It appears the days of the Net startups that had forsaken traditional management strategies for tech-wizardry or flashy new ideas are over — if those days ever existed at all.
E-Companies’ Chang agrees that the value of veteran leadership in a young company is nothing new. “What has not changed since the shakeout is that we continue to invest in strong management teams,” she said. “It’s the best people, not the best ideas, that helps a company get through hard times.”
The demand for experienced management may be why spin-offs of major e-businesses, such as Kmart’s Bluelight.com or Palm, Inc., are increasingly dotting the dot-com terrain. Investors are interested in the resources that experienced leadership and deeper corporate pockets can offer when backing up their business plans.

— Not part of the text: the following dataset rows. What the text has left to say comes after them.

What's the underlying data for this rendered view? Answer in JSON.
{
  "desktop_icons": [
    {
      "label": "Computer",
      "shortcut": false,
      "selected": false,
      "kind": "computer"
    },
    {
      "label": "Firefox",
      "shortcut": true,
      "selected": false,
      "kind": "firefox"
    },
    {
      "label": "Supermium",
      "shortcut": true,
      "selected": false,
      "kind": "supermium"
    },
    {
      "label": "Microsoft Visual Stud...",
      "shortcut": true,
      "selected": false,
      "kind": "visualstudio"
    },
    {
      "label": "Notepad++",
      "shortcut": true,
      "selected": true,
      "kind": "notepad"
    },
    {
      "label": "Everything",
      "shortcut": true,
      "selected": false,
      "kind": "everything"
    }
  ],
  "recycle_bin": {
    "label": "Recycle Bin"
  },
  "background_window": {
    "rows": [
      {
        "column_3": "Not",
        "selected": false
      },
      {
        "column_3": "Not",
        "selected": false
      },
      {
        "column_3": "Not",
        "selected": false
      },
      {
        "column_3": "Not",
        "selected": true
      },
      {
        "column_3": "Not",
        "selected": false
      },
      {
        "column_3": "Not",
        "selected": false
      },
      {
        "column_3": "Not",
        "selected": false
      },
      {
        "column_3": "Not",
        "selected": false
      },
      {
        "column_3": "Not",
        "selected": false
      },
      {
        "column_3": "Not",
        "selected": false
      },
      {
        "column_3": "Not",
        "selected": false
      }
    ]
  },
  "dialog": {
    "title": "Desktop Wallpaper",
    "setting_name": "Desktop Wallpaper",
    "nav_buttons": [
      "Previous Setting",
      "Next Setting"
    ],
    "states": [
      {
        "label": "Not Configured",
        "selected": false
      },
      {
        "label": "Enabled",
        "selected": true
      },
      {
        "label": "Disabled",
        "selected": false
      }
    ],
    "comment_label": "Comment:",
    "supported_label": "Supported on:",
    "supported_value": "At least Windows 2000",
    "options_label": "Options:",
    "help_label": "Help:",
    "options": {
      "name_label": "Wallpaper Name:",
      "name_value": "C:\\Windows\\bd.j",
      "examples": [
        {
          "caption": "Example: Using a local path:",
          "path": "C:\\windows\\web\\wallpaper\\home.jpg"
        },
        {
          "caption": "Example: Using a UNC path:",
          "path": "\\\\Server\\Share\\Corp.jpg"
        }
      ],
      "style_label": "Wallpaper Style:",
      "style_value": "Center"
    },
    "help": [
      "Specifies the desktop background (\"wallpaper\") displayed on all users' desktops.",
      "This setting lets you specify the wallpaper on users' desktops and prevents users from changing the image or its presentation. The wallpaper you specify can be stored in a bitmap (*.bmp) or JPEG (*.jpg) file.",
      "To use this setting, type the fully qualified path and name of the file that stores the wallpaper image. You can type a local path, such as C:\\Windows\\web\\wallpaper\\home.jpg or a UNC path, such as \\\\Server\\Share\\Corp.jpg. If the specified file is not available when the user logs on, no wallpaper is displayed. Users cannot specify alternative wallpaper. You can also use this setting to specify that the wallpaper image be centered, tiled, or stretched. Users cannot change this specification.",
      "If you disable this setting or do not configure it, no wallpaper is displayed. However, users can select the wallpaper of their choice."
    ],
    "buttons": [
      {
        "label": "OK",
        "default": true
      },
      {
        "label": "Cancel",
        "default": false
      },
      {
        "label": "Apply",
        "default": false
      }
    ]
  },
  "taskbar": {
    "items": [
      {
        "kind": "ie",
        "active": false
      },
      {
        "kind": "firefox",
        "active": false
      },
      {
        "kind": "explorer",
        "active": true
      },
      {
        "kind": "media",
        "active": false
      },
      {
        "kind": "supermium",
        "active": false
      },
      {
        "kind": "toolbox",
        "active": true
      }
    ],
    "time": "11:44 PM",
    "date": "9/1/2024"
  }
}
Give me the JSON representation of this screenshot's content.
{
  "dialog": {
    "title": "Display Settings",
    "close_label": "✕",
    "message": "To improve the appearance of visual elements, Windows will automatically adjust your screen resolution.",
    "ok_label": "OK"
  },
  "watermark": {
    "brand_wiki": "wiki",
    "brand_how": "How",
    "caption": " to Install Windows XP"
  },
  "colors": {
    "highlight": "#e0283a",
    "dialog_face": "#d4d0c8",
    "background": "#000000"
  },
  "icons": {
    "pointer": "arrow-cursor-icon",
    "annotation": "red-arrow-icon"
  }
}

As a strategy, though, the “spin-off” may have more to do with a company’s desire to retain experienced talent than to revolutionize the industry.
“There’s a recognition by the real entrepreneurs that they can make a lot more money being their own bosses,” said Parr. “If a big company wants to hang on to those people, it needs to give them more autonomy,” and a spin-off company can provide an effective outlet for that talent.
The Age Factor
Does this renewed savvy among investors mean that VC firms are less willing to invest in the home-grown ideas of young entrepreneurs than the polished business plans of experienced company execs? Not necessarily.
Nevertheless, even investors who appreciate the importance of innovation know that creativity without business sense does not make for a lucrative endeavor.
To protect their investments, venture capital firms are increasingly proactive in their role as corporate trainers, preparing companies for their next round of investment, their sale or even an IPO. With so much on the line, investors want to know that the younger generation will heed their advice.
“The venture capitalists are like the veteran trainers, but bright-eyed young people do not always listen to your experience,” explained Meckler. “We take a much harder look at the management, and ask: Will this guy listen? Can we work with this company?”
Chang also believes that the relationship between company management and investors is crucial to moving the investment process forward. Like Meckler, though, she concedes that youth and inexperience can factor into an investor’s decision of whether or not to work with a particular client.
“In our assessment [of a company] we ask, ‘do we like this person, and would we want to work very closely to this person?’ The youthfulness won’t hurt there, but without a demonstration that they have strategy and can rally a team, problems can arise,” Chang said.
For those young geniuses who spent the summer in their parents’ garage, homing in on the next best high-tech thing since the semiconductor or Napster, the message may be tough to stomach: find a seasoned management staff or get a job. The “stereotypical” profile of a Jerry Yang or Shawn Fanning remains, as it has always been, an exception to the rule, even in the pre-shakeout days.
Still, newcomers and late-comers to the e-commerce game should avoid kicking themselves for not inventing Yahoo! first — they may have a better chance of becoming dot-com millionaires as more mature entrepreneurs in a more sophisticated e-commerce world.